The surrounds and subwoofer don't get anything significant to do, even with the 5.1 soundtrack.
|Surround Channel Use|
The menu is static and silent, but nicely themed to the movie.
This is an excellent commentary, even though it sounds more than a bit unstructured. I'm very glad I listened to it before writing my review - the commentary pointed out the balance between comedy and tragedy, something I'd somewhat overlooked. The participants are James L. Brooks (director/producer/screenwriter), Penney Finkelman Cox (co-producer), and Polly Platt (production designer). Brooks does most of the talking (maybe he's talking for all three of his roles?).
I rather enjoyed the revelation that Jack Nicholson prepares for scenes in which his character is drunk by getting drunk - I guess that's method acting...
This is quite a long trailer. It is presented in an aspect ratio of 1.78:1, 16x9 enhanced, with Dolby Digital 2.0 sound. It has slightly better video quality than the movie.
NOTE: To view non-R4 releases, your equipment needs to be multi-zone compatible and usually also NTSC compatible.
The Region 1 version of this disc has the same features, ignoring questions of languages. Sounds like the discs are quite similar.
Terms Of Endearment is a wonderful movie, presented fairly well on DVD.
The video quality is reasonable, but awfully soft.
The audio quality is good.
There are only two extras, but they are good ones.

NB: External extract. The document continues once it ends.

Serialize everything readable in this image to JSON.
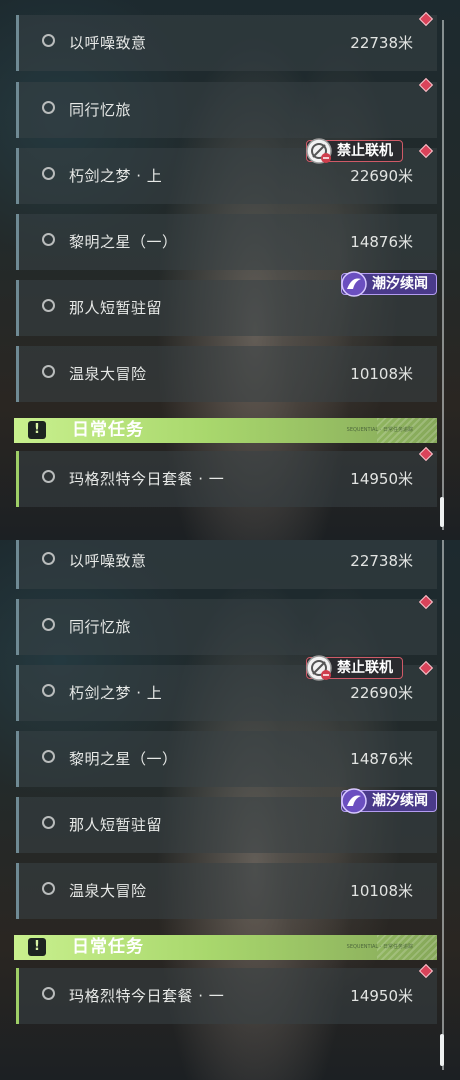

|DVD||Arcam DV88, using Component output|
|Display||Sony VPH-G70 CRT Projector, QuadScan Elite scaler (Tripler), ScreenTechnics 110. Calibrated with Video Essentials. This display device is 16x9 capable.|
|Audio Decoder||Built in to amplifier/receiver. Calibrated with Video Essentials.|
|Speakers||Front Left and Right: Krix Euphonix, Centre: Krix KDX-C Rears: Krix KDX-M, Subwoofer: Krix Seismix 5|